Hi Can we please do something to cause…

Can we please do something to cause lines such as this to work properly in production?
rewrite ^/themes/([^/]+)$ /themes/$1/ permanent;

The problem is that using a relative redirect like that causes nginxNGINX NGINX is open source software for web serving, reverse proxying, caching, load balancing, media streaming, and more. It started out as a web server designed for maximum performance and stability.
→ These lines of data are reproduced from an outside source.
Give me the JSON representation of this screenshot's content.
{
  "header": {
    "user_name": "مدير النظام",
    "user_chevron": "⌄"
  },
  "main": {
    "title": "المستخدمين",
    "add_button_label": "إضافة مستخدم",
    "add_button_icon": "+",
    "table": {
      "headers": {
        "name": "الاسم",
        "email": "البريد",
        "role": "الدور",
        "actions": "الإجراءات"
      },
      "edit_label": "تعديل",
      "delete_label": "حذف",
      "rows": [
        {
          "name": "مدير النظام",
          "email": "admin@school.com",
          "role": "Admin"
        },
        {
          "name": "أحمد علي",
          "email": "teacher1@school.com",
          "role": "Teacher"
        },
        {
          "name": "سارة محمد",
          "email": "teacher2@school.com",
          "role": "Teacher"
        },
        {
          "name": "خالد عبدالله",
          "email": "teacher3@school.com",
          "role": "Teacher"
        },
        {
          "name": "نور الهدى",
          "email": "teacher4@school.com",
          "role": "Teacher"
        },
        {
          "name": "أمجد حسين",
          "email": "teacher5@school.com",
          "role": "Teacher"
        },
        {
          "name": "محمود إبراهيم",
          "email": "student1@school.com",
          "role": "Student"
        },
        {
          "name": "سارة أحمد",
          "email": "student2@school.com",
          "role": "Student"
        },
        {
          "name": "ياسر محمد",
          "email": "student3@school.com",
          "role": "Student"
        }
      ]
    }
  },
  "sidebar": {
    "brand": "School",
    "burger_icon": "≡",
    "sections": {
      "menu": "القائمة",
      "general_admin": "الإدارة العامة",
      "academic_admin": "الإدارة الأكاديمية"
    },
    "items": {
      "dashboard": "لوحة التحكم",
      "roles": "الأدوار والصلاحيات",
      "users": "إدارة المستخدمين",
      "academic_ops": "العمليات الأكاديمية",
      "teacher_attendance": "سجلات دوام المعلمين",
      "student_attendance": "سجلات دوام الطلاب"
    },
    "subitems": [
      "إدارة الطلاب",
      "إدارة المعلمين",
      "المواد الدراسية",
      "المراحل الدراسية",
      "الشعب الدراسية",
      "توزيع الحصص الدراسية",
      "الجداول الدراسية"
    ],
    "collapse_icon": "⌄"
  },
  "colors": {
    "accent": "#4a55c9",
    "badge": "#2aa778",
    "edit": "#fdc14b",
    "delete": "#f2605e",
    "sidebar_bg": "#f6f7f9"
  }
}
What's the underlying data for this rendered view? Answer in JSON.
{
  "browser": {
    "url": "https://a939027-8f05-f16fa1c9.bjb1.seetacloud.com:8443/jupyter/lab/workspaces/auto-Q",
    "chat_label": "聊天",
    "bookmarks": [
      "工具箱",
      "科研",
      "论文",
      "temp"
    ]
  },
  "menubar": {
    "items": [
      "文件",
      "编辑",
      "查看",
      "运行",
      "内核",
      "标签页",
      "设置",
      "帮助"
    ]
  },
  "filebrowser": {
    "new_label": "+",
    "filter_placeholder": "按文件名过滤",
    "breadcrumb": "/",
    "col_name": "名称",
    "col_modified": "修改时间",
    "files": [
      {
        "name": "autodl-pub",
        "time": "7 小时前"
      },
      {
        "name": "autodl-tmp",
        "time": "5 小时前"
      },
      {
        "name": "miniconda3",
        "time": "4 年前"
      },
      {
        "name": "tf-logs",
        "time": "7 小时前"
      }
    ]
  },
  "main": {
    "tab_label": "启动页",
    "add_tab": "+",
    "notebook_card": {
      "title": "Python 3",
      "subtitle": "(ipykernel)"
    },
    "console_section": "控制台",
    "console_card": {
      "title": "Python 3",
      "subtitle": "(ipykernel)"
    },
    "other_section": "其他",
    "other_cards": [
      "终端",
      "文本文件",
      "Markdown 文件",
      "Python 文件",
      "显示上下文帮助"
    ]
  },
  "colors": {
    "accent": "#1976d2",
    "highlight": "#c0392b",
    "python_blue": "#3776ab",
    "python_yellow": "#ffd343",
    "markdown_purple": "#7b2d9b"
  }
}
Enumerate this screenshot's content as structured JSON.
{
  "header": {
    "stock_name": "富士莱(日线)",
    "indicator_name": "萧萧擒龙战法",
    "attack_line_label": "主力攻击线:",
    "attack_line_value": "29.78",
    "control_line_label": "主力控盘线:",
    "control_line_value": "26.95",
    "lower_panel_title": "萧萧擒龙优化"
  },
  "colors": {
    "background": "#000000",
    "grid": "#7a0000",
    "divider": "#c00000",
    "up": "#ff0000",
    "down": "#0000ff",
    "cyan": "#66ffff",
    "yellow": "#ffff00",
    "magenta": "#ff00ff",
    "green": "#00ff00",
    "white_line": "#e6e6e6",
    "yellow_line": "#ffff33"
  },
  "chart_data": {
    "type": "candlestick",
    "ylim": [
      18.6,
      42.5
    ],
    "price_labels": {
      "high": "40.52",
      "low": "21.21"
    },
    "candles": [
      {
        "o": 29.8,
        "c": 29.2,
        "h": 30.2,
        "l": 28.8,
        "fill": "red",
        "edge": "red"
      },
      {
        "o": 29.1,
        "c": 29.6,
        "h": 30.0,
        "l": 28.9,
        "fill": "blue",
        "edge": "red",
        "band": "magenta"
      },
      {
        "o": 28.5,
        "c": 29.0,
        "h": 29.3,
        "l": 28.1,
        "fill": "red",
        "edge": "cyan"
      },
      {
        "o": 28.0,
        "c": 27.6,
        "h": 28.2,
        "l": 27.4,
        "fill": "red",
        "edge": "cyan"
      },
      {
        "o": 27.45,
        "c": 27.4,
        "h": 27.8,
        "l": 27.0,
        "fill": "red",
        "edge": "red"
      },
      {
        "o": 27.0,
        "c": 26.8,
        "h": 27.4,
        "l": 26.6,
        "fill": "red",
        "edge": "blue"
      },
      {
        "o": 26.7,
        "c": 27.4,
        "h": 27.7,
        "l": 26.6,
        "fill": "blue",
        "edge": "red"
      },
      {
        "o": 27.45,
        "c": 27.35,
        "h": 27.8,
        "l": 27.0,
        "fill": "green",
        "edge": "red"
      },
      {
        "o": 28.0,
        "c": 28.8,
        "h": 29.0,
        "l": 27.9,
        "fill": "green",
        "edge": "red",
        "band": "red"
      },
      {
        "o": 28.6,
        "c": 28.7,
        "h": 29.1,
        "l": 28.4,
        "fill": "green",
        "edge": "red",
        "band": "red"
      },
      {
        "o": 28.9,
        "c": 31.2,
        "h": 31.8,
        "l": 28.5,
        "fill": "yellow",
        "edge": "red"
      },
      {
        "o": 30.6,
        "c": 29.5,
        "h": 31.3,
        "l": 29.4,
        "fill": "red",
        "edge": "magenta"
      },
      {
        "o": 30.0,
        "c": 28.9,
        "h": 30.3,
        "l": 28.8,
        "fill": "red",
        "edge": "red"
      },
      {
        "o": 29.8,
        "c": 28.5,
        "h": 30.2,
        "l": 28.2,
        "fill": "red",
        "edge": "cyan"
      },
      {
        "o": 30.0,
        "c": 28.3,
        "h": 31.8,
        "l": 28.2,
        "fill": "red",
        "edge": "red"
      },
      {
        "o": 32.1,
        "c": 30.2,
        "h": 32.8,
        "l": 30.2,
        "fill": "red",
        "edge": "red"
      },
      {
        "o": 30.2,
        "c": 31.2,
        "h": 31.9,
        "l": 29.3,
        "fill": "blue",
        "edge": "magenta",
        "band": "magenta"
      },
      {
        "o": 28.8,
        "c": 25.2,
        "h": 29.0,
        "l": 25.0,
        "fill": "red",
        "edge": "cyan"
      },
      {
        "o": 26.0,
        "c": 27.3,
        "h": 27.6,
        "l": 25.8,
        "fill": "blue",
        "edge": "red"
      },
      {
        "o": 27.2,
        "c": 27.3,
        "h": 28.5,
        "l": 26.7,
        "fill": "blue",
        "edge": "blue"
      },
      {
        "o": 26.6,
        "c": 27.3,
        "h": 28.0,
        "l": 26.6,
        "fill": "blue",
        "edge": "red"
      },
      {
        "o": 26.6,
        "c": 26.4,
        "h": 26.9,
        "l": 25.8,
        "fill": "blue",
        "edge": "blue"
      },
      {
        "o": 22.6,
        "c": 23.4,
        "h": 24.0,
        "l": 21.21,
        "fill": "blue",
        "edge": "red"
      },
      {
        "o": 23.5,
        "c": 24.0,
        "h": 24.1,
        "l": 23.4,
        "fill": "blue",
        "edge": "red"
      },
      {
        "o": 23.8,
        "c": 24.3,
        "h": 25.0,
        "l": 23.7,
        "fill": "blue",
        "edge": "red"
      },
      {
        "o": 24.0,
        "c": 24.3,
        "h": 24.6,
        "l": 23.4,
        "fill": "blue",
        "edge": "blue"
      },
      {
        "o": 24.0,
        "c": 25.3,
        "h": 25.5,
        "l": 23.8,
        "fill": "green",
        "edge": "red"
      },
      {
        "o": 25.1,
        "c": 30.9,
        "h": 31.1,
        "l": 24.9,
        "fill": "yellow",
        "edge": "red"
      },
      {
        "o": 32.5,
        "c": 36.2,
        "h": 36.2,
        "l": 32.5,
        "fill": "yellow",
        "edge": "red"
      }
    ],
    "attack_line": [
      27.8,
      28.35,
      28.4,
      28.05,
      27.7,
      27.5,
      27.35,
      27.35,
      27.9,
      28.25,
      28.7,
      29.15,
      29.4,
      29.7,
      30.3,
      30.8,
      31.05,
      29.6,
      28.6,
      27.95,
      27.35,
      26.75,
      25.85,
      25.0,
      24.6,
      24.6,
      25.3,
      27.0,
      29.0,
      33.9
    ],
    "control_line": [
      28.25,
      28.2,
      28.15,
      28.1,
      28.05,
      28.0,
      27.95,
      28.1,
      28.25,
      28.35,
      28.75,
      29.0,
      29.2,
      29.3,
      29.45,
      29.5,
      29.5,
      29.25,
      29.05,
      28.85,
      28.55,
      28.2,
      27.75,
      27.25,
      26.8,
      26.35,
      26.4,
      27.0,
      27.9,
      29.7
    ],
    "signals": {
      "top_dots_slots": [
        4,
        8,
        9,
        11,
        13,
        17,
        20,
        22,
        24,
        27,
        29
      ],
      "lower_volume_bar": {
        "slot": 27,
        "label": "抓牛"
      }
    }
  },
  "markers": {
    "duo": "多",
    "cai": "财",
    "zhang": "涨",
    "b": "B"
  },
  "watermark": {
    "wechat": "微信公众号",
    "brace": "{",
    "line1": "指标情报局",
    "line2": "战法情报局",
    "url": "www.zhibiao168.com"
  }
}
In addition to its HTTP server capabilities, NGINX can also function as a proxy server for email (IMAP, POP3, and SMTP) and a reverse proxy and load balancer for HTTP, TCP, and UDP servers. https://www.nginx.com/. to prefix it with $scheme://$http_host, which is fine, but now with forced-httpsHTTPS HTTPS is an acronym for Hyper Text Transfer Protocol Secure. HTTPS is the secure version of HTTP, the protocol over which data is sent between your browser and the website that you are connected to. The 'S' at the end of HTTPS stands for 'Secure'. It means all communications between your browser and the website are encrypted. This is especially helpful for protecting sensitive data like banking information., is causing extra redirects. On web nodes, It happens because $scheme is 'http'. It appears that the correct way of fixing this is to use proxy_redirect on the SSLSSL Secure Socket Layer - Encryption from the server to the browser and back. Prevents prying eyes from seeing what you are sending between your browser and the server.-terminating load balancers.

I’m unable to test LB changes, but it looks like this line should do the job
proxy_redirect http://$http_host/ https://$http_host/;
I’ve tested it on my own nginx install, in the reverse (rewriting ssl Location headers to httpHTTP HTTP is an acronym for Hyper Text Transfer Protocol. HTTP is the underlying protocol used by the World Wide Web and this protocol defines how messages are formatted and transmitted, and what actions Web servers and browsers should take in response to various commands.), and it appears to work as expected, but I’ve never used it before.
Using the $http_host variable seems safe, since any relative redirects have to be to the current domain anyway.

A curl request to duplicate:
curl -I 'https://wordpress.org/themes/twentyfourteen?'

Actual: Location: http://wordpress.org/themes/twentyfourteen/
Expected: Location: https://wordpress.org/themes/twentyfourteen/